The announcement that Washington agreed to send their first and second-round selections this year, plus their first-rounders in 2013 and 2014, to the St. Louis Rams for the second overall pick, should have inspired immediate hope. But fans of the Redskins have learned not to hold their breath. After all, this is an organization that has spent the best part of the last 12 seasons finding new and better ways to be mediocre, but never quite bad enough to net a top draft pick.

Ardent supporters of the Redskins will say that this move is fundamentally different than the path that the franchise has taken before. To some extent, they’re right. Campbell was never considered to have a great chance to become anything more than a run-of-the-mill starting quarterback. McNabb was an established veteran who torpedoed himself right out of DC with poor play and public disagreements with Coach Mike Shanahan. Griffin is in an entirely different league, one far and beyond just about anyone who has lined up at quarterback for Washington since its last Super Bowl title, back in 1991.

As with any high-profile draft bargain, there’s no way to determine the value of what the Redskins gave up, because they don’t know what they have yet. That’s not a reference to the possibility that the Indianapolis Colts will draft Griffin with the first pick, which would stick the Redskins with the draft’s other once-in-a-generation talent, Stanford quarterback Andrew Luck. Rather, the more pertinent issue is that the value of the four draft picks the Redskinds gave up will only be determined by how good Griffin (or Luck) turns out to be. Giving up a first-round draft-pick for the next three years is a mortgage on a team’s future. If they draft a superstar, then the low first-round selections that the Rams will receive will give the Redskins the advantage. If Washington’s new quarterback struggles even a little bit, the Rams will sneak off with valuable high selections that the Redskins might have used to address other pressing needs. 

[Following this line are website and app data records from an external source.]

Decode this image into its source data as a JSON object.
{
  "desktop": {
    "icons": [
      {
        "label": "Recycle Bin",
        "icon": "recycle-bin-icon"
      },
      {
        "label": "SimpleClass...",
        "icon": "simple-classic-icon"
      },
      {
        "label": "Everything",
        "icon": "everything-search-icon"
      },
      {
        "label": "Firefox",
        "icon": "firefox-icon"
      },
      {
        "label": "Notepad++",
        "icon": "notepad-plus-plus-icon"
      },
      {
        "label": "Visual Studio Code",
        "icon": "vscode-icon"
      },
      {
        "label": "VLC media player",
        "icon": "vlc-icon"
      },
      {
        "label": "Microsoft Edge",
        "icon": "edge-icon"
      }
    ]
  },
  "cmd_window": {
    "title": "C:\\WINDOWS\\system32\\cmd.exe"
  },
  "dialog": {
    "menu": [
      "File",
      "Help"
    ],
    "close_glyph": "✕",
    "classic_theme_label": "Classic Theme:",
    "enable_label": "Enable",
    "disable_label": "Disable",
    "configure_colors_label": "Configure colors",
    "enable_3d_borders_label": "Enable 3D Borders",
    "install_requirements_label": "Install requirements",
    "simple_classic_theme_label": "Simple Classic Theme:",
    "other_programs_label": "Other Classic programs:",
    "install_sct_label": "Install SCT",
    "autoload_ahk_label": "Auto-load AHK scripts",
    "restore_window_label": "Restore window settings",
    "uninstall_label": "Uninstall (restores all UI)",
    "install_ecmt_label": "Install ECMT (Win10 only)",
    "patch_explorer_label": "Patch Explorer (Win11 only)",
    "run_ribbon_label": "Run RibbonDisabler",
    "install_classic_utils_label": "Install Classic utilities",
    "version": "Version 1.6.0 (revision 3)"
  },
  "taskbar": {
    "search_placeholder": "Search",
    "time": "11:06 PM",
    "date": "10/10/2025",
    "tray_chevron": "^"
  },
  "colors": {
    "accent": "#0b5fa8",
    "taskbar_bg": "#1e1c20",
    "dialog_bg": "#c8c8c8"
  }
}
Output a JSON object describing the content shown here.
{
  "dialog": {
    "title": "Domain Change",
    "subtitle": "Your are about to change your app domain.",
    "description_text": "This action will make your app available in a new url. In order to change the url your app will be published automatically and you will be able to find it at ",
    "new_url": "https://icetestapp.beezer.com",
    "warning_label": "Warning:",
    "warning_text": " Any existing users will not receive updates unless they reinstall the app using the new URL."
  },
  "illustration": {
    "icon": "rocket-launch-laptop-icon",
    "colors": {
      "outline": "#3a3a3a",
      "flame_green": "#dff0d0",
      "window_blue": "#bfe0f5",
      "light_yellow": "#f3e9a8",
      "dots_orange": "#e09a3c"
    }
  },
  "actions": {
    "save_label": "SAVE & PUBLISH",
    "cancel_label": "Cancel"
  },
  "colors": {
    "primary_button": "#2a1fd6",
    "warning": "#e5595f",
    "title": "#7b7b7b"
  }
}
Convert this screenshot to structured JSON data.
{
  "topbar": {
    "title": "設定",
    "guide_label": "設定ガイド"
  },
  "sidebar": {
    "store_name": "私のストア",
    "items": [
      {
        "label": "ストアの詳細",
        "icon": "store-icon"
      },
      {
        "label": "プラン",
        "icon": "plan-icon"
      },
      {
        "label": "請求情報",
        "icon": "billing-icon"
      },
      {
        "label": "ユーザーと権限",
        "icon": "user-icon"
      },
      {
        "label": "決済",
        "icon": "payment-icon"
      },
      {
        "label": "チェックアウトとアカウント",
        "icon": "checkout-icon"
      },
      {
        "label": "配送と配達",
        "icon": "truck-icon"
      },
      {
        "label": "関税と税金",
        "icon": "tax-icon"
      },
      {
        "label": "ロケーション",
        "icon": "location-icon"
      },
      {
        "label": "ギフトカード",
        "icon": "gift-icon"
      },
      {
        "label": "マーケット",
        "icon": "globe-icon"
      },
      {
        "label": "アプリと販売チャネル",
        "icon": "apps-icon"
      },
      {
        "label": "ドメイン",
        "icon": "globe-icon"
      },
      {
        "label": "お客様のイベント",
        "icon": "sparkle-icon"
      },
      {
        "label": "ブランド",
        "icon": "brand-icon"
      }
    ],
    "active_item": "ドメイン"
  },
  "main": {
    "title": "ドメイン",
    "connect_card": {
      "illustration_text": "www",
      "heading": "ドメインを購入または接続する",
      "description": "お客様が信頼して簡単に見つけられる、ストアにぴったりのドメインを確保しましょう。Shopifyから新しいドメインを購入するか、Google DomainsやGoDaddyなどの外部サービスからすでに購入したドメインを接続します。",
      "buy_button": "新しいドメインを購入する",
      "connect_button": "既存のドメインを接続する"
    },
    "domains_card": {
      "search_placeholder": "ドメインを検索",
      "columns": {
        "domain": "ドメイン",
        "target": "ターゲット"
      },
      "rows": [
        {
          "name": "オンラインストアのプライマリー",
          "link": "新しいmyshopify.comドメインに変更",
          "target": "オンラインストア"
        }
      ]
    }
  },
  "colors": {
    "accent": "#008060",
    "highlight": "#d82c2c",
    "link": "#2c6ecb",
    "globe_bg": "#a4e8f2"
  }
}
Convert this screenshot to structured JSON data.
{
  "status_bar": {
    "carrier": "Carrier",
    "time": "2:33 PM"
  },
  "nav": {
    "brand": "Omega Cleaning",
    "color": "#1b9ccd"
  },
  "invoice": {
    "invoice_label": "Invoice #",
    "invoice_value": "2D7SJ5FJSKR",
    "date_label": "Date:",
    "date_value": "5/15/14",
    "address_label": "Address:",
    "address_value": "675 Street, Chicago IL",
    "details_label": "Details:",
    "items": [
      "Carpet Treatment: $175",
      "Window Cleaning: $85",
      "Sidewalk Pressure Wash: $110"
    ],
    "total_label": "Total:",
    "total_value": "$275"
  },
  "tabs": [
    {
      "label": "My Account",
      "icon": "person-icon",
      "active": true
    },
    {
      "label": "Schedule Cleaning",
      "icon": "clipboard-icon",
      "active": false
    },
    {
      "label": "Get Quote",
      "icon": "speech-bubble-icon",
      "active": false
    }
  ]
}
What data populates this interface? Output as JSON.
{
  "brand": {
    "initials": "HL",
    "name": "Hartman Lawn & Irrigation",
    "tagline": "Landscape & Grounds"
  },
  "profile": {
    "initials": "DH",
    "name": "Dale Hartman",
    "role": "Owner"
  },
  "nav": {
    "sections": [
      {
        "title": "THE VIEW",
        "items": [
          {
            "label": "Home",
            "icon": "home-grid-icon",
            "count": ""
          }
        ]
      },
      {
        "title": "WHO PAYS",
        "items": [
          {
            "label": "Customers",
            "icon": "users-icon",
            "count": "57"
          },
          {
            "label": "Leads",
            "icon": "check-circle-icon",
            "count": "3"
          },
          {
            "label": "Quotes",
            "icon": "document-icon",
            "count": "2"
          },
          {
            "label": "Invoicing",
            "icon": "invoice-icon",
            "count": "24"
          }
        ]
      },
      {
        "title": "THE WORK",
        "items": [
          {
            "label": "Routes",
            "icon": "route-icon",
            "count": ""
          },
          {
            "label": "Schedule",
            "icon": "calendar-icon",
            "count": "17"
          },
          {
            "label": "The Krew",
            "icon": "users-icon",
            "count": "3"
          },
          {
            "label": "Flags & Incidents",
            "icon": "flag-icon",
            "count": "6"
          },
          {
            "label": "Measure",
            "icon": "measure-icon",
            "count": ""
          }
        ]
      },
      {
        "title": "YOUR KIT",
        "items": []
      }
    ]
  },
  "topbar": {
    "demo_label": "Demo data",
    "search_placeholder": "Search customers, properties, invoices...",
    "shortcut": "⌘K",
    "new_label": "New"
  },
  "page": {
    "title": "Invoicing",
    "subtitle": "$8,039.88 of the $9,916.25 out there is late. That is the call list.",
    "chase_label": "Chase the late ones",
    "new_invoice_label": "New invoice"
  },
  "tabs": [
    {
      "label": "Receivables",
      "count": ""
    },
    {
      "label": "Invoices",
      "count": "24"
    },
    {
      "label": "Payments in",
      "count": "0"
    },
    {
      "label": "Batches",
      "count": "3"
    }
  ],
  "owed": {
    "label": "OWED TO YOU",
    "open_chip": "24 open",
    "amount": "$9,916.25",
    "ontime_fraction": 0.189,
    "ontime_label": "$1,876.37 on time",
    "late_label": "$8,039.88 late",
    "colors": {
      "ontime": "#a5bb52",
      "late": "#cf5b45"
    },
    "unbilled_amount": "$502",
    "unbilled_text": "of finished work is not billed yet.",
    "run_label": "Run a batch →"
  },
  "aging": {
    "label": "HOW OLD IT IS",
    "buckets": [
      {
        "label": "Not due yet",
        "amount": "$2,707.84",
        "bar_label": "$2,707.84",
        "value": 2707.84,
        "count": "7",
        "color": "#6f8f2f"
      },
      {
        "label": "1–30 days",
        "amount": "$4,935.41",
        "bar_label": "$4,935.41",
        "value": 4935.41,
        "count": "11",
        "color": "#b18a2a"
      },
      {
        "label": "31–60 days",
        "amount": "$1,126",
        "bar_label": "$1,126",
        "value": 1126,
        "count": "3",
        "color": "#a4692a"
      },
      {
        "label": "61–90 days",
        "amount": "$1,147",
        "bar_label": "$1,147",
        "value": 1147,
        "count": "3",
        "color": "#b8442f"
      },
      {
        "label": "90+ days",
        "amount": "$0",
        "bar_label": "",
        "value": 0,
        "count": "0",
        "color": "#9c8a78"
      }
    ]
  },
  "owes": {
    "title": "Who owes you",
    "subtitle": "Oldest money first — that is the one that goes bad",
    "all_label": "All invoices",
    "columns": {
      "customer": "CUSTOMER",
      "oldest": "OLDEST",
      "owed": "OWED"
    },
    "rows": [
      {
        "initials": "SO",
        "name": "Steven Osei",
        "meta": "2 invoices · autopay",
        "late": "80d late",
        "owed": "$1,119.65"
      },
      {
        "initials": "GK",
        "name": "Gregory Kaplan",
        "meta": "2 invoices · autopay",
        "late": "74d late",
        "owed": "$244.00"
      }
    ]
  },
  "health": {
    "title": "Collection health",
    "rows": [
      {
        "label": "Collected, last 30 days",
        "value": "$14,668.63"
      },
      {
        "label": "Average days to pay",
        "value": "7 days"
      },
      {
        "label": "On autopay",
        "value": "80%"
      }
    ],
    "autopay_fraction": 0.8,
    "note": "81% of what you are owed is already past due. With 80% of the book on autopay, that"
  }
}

So, in making a determination right now, there’s only one tool available—the past history that the Redskins would love so dearly to forget. With that in mind, let us all refrain from bashing—or even cheering for—the Redskins. After all, the last time that the Washington public simultaneously lauded and tarred-and-feathered a quarterback, it didn’t work out too well.

This article is the copyrighted property of the writer and Communities @ Written permission must be obtained before reprint in online or print media. REPRINTING TWTC CONTENT WITHOUT PERMISSION AND/OR PAYMENT IS THEFT AND PUNISHABLE BY LAW.

More from The Sports Philosopher
blog comments powered by Disqus
Arjuna Subramanian

Arjuna Subramanian is an aspiring baseball writer living in the Washington D.C. area.  He started his writing  with his blog Painting The Black on MLBlogs in May of 2009.  He fell in love with the sabermetric movement during the 2008-2009 offseason, and strives to provide balanced articles from both sides of the statistics/scouting divide.  

When not writing, watching/listening to baseball, over-analyzing his Chicago Cubs, staring in disbelief at the writing of Thomas Boswell, or keeping tabs on the latest Milton Bradley blowup, he can usually be found at the DC Fencers Club, where he is a competitive epee fencer.

Contact Arjuna Subramanian


Please enable pop-ups to use this feature, don't worry you can always turn them off later.

Question of the Day
Photo Galleries
Popular Threads
Powered by Disqus